Dataset rows describing interfaces:
###

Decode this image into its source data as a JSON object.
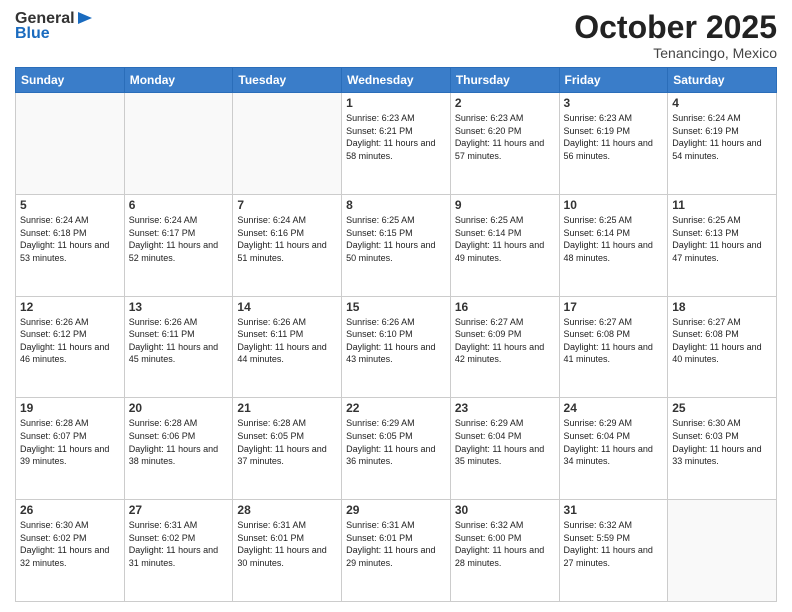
{
  "header": {
    "logo_general": "General",
    "logo_blue": "Blue",
    "month_title": "October 2025",
    "location": "Tenancingo, Mexico"
  },
  "days_of_week": [
    "Sunday",
    "Monday",
    "Tuesday",
    "Wednesday",
    "Thursday",
    "Friday",
    "Saturday"
  ],
  "weeks": [
    [
      {
        "day": "",
        "sunrise": "",
        "sunset": "",
        "daylight": ""
      },
      {
        "day": "",
        "sunrise": "",
        "sunset": "",
        "daylight": ""
      },
      {
        "day": "",
        "sunrise": "",
        "sunset": "",
        "daylight": ""
      },
      {
        "day": "1",
        "sunrise": "Sunrise: 6:23 AM",
        "sunset": "Sunset: 6:21 PM",
        "daylight": "Daylight: 11 hours and 58 minutes."
      },
      {
        "day": "2",
        "sunrise": "Sunrise: 6:23 AM",
        "sunset": "Sunset: 6:20 PM",
        "daylight": "Daylight: 11 hours and 57 minutes."
      },
      {
        "day": "3",
        "sunrise": "Sunrise: 6:23 AM",
        "sunset": "Sunset: 6:19 PM",
        "daylight": "Daylight: 11 hours and 56 minutes."
      },
      {
        "day": "4",
        "sunrise": "Sunrise: 6:24 AM",
        "sunset": "Sunset: 6:19 PM",
        "daylight": "Daylight: 11 hours and 54 minutes."
      }
    ],
    [
      {
        "day": "5",
        "sunrise": "Sunrise: 6:24 AM",
        "sunset": "Sunset: 6:18 PM",
        "daylight": "Daylight: 11 hours and 53 minutes."
      },
      {
        "day": "6",
        "sunrise": "Sunrise: 6:24 AM",
        "sunset": "Sunset: 6:17 PM",
        "daylight": "Daylight: 11 hours and 52 minutes."
      },
      {
        "day": "7",
        "sunrise": "Sunrise: 6:24 AM",
        "sunset": "Sunset: 6:16 PM",
        "daylight": "Daylight: 11 hours and 51 minutes."
      },
      {
        "day": "8",
        "sunrise": "Sunrise: 6:25 AM",
        "sunset": "Sunset: 6:15 PM",
        "daylight": "Daylight: 11 hours and 50 minutes."
      },
      {
        "day": "9",
        "sunrise": "Sunrise: 6:25 AM",
        "sunset": "Sunset: 6:14 PM",
        "daylight": "Daylight: 11 hours and 49 minutes."
      },
      {
        "day": "10",
        "sunrise": "Sunrise: 6:25 AM",
        "sunset": "Sunset: 6:14 PM",
        "daylight": "Daylight: 11 hours and 48 minutes."
      },
      {
        "day": "11",
        "sunrise": "Sunrise: 6:25 AM",
        "sunset": "Sunset: 6:13 PM",
        "daylight": "Daylight: 11 hours and 47 minutes."
      }
    ],
    [
      {
        "day": "12",
        "sunrise": "Sunrise: 6:26 AM",
        "sunset": "Sunset: 6:12 PM",
        "daylight": "Daylight: 11 hours and 46 minutes."
      },
      {
        "day": "13",
        "sunrise": "Sunrise: 6:26 AM",
        "sunset": "Sunset: 6:11 PM",
        "daylight": "Daylight: 11 hours and 45 minutes."
      },
      {
        "day": "14",
        "sunrise": "Sunrise: 6:26 AM",
        "sunset": "Sunset: 6:11 PM",
        "daylight": "Daylight: 11 hours and 44 minutes."
      },
      {
        "day": "15",
        "sunrise": "Sunrise: 6:26 AM",
        "sunset": "Sunset: 6:10 PM",
        "daylight": "Daylight: 11 hours and 43 minutes."
      },
      {
        "day": "16",
        "sunrise": "Sunrise: 6:27 AM",
        "sunset": "Sunset: 6:09 PM",
        "daylight": "Daylight: 11 hours and 42 minutes."
      },
      {
        "day": "17",
        "sunrise": "Sunrise: 6:27 AM",
        "sunset": "Sunset: 6:08 PM",
        "daylight": "Daylight: 11 hours and 41 minutes."
      },
      {
        "day": "18",
        "sunrise": "Sunrise: 6:27 AM",
        "sunset": "Sunset: 6:08 PM",
        "daylight": "Daylight: 11 hours and 40 minutes."
      }
    ],
    [
      {
        "day": "19",
        "sunrise": "Sunrise: 6:28 AM",
        "sunset": "Sunset: 6:07 PM",
        "daylight": "Daylight: 11 hours and 39 minutes."
      },
      {
        "day": "20",
        "sunrise": "Sunrise: 6:28 AM",
        "sunset": "Sunset: 6:06 PM",
        "daylight": "Daylight: 11 hours and 38 minutes."
      },
      {
        "day": "21",
        "sunrise": "Sunrise: 6:28 AM",
        "sunset": "Sunset: 6:05 PM",
        "daylight": "Daylight: 11 hours and 37 minutes."
      },
      {
        "day": "22",
        "sunrise": "Sunrise: 6:29 AM",
        "sunset": "Sunset: 6:05 PM",
        "daylight": "Daylight: 11 hours and 36 minutes."
      },
      {
        "day": "23",
        "sunrise": "Sunrise: 6:29 AM",
        "sunset": "Sunset: 6:04 PM",
        "daylight": "Daylight: 11 hours and 35 minutes."
      },
      {
        "day": "24",
        "sunrise": "Sunrise: 6:29 AM",
        "sunset": "Sunset: 6:04 PM",
        "daylight": "Daylight: 11 hours and 34 minutes."
      },
      {
        "day": "25",
        "sunrise": "Sunrise: 6:30 AM",
        "sunset": "Sunset: 6:03 PM",
        "daylight": "Daylight: 11 hours and 33 minutes."
      }
    ],
    [
      {
        "day": "26",
        "sunrise": "Sunrise: 6:30 AM",
        "sunset": "Sunset: 6:02 PM",
        "daylight": "Daylight: 11 hours and 32 minutes."
      },
      {
        "day": "27",
        "sunrise": "Sunrise: 6:31 AM",
        "sunset": "Sunset: 6:02 PM",
        "daylight": "Daylight: 11 hours and 31 minutes."
      },
      {
        "day": "28",
        "sunrise": "Sunrise: 6:31 AM",
        "sunset": "Sunset: 6:01 PM",
        "daylight": "Daylight: 11 hours and 30 minutes."
      },
      {
        "day": "29",
        "sunrise": "Sunrise: 6:31 AM",
        "sunset": "Sunset: 6:01 PM",
        "daylight": "Daylight: 11 hours and 29 minutes."
      },
      {
        "day": "30",
        "sunrise": "Sunrise: 6:32 AM",
        "sunset": "Sunset: 6:00 PM",
        "daylight": "Daylight: 11 hours and 28 minutes."
      },
      {
        "day": "31",
        "sunrise": "Sunrise: 6:32 AM",
        "sunset": "Sunset: 5:59 PM",
        "daylight": "Daylight: 11 hours and 27 minutes."
      },
      {
        "day": "",
        "sunrise": "",
        "sunset": "",
        "daylight": ""
      }
    ]
  ]
}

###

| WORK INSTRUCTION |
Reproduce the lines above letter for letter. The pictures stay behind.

| OUTPUT OF THE EXERCISE |
Decode this image into its source data as a JSON object.
{
  "header": {
    "logo_general": "General",
    "logo_blue": "Blue",
    "month_title": "October 2025",
    "location": "Tenancingo, Mexico"
  },
  "days_of_week": [
    "Sunday",
    "Monday",
    "Tuesday",
    "Wednesday",
    "Thursday",
    "Friday",
    "Saturday"
  ],
  "weeks": [
    [
      {
        "day": "",
        "sunrise": "",
        "sunset": "",
        "daylight": ""
      },
      {
        "day": "",
        "sunrise": "",
        "sunset": "",
        "daylight": ""
      },
      {
        "day": "",
        "sunrise": "",
        "sunset": "",
        "daylight": ""
      },
      {
        "day": "1",
        "sunrise": "Sunrise: 6:23 AM",
        "sunset": "Sunset: 6:21 PM",
        "daylight": "Daylight: 11 hours and 58 minutes."
      },
      {
        "day": "2",
        "sunrise": "Sunrise: 6:23 AM",
        "sunset": "Sunset: 6:20 PM",
        "daylight": "Daylight: 11 hours and 57 minutes."
      },
      {
        "day": "3",
        "sunrise": "Sunrise: 6:23 AM",
        "sunset": "Sunset: 6:19 PM",
        "daylight": "Daylight: 11 hours and 56 minutes."
      },
      {
        "day": "4",
        "sunrise": "Sunrise: 6:24 AM",
        "sunset": "Sunset: 6:19 PM",
        "daylight": "Daylight: 11 hours and 54 minutes."
      }
    ],
    [
      {
        "day": "5",
        "sunrise": "Sunrise: 6:24 AM",
        "sunset": "Sunset: 6:18 PM",
        "daylight": "Daylight: 11 hours and 53 minutes."
      },
      {
        "day": "6",
        "sunrise": "Sunrise: 6:24 AM",
        "sunset": "Sunset: 6:17 PM",
        "daylight": "Daylight: 11 hours and 52 minutes."
      },
      {
        "day": "7",
        "sunrise": "Sunrise: 6:24 AM",
        "sunset": "Sunset: 6:16 PM",
        "daylight": "Daylight: 11 hours and 51 minutes."
      },
      {
        "day": "8",
        "sunrise": "Sunrise: 6:25 AM",
        "sunset": "Sunset: 6:15 PM",
        "daylight": "Daylight: 11 hours and 50 minutes."
      },
      {
        "day": "9",
        "sunrise": "Sunrise: 6:25 AM",
        "sunset": "Sunset: 6:14 PM",
        "daylight": "Daylight: 11 hours and 49 minutes."
      },
      {
        "day": "10",
        "sunrise": "Sunrise: 6:25 AM",
        "sunset": "Sunset: 6:14 PM",
        "daylight": "Daylight: 11 hours and 48 minutes."
      },
      {
        "day": "11",
        "sunrise": "Sunrise: 6:25 AM",
        "sunset": "Sunset: 6:13 PM",
        "daylight": "Daylight: 11 hours and 47 minutes."
      }
    ],
    [
      {
        "day": "12",
        "sunrise": "Sunrise: 6:26 AM",
        "sunset": "Sunset: 6:12 PM",
        "daylight": "Daylight: 11 hours and 46 minutes."
      },
      {
        "day": "13",
        "sunrise": "Sunrise: 6:26 AM",
        "sunset": "Sunset: 6:11 PM",
        "daylight": "Daylight: 11 hours and 45 minutes."
      },
      {
        "day": "14",
        "sunrise": "Sunrise: 6:26 AM",
        "sunset": "Sunset: 6:11 PM",
        "daylight": "Daylight: 11 hours and 44 minutes."
      },
      {
        "day": "15",
        "sunrise": "Sunrise: 6:26 AM",
        "sunset": "Sunset: 6:10 PM",
        "daylight": "Daylight: 11 hours and 43 minutes."
      },
      {
        "day": "16",
        "sunrise": "Sunrise: 6:27 AM",
        "sunset": "Sunset: 6:09 PM",
        "daylight": "Daylight: 11 hours and 42 minutes."
      },
      {
        "day": "17",
        "sunrise": "Sunrise: 6:27 AM",
        "sunset": "Sunset: 6:08 PM",
        "daylight": "Daylight: 11 hours and 41 minutes."
      },
      {
        "day": "18",
        "sunrise": "Sunrise: 6:27 AM",
        "sunset": "Sunset: 6:08 PM",
        "daylight": "Daylight: 11 hours and 40 minutes."
      }
    ],
    [
      {
        "day": "19",
        "sunrise": "Sunrise: 6:28 AM",
        "sunset": "Sunset: 6:07 PM",
        "daylight": "Daylight: 11 hours and 39 minutes."
      },
      {
        "day": "20",
        "sunrise": "Sunrise: 6:28 AM",
        "sunset": "Sunset: 6:06 PM",
        "daylight": "Daylight: 11 hours and 38 minutes."
      },
      {
        "day": "21",
        "sunrise": "Sunrise: 6:28 AM",
        "sunset": "Sunset: 6:05 PM",
        "daylight": "Daylight: 11 hours and 37 minutes."
      },
      {
        "day": "22",
        "sunrise": "Sunrise: 6:29 AM",
        "sunset": "Sunset: 6:05 PM",
        "daylight": "Daylight: 11 hours and 36 minutes."
      },
      {
        "day": "23",
        "sunrise": "Sunrise: 6:29 AM",
        "sunset": "Sunset: 6:04 PM",
        "daylight": "Daylight: 11 hours and 35 minutes."
      },
      {
        "day": "24",
        "sunrise": "Sunrise: 6:29 AM",
        "sunset": "Sunset: 6:04 PM",
        "daylight": "Daylight: 11 hours and 34 minutes."
      },
      {
        "day": "25",
        "sunrise": "Sunrise: 6:30 AM",
        "sunset": "Sunset: 6:03 PM",
        "daylight": "Daylight: 11 hours and 33 minutes."
      }
    ],
    [
      {
        "day": "26",
        "sunrise": "Sunrise: 6:30 AM",
        "sunset": "Sunset: 6:02 PM",
        "daylight": "Daylight: 11 hours and 32 minutes."
      },
      {
        "day": "27",
        "sunrise": "Sunrise: 6:31 AM",
        "sunset": "Sunset: 6:02 PM",
        "daylight": "Daylight: 11 hours and 31 minutes."
      },
      {
        "day": "28",
        "sunrise": "Sunrise: 6:31 AM",
        "sunset": "Sunset: 6:01 PM",
        "daylight": "Daylight: 11 hours and 30 minutes."
      },
      {
        "day": "29",
        "sunrise": "Sunrise: 6:31 AM",
        "sunset": "Sunset: 6:01 PM",
        "daylight": "Daylight: 11 hours and 29 minutes."
      },
      {
        "day": "30",
        "sunrise": "Sunrise: 6:32 AM",
        "sunset": "Sunset: 6:00 PM",
        "daylight": "Daylight: 11 hours and 28 minutes."
      },
      {
        "day": "31",
        "sunrise": "Sunrise: 6:32 AM",
        "sunset": "Sunset: 5:59 PM",
        "daylight": "Daylight: 11 hours and 27 minutes."
      },
      {
        "day": "",
        "sunrise": "",
        "sunset": "",
        "daylight": ""
      }
    ]
  ]
}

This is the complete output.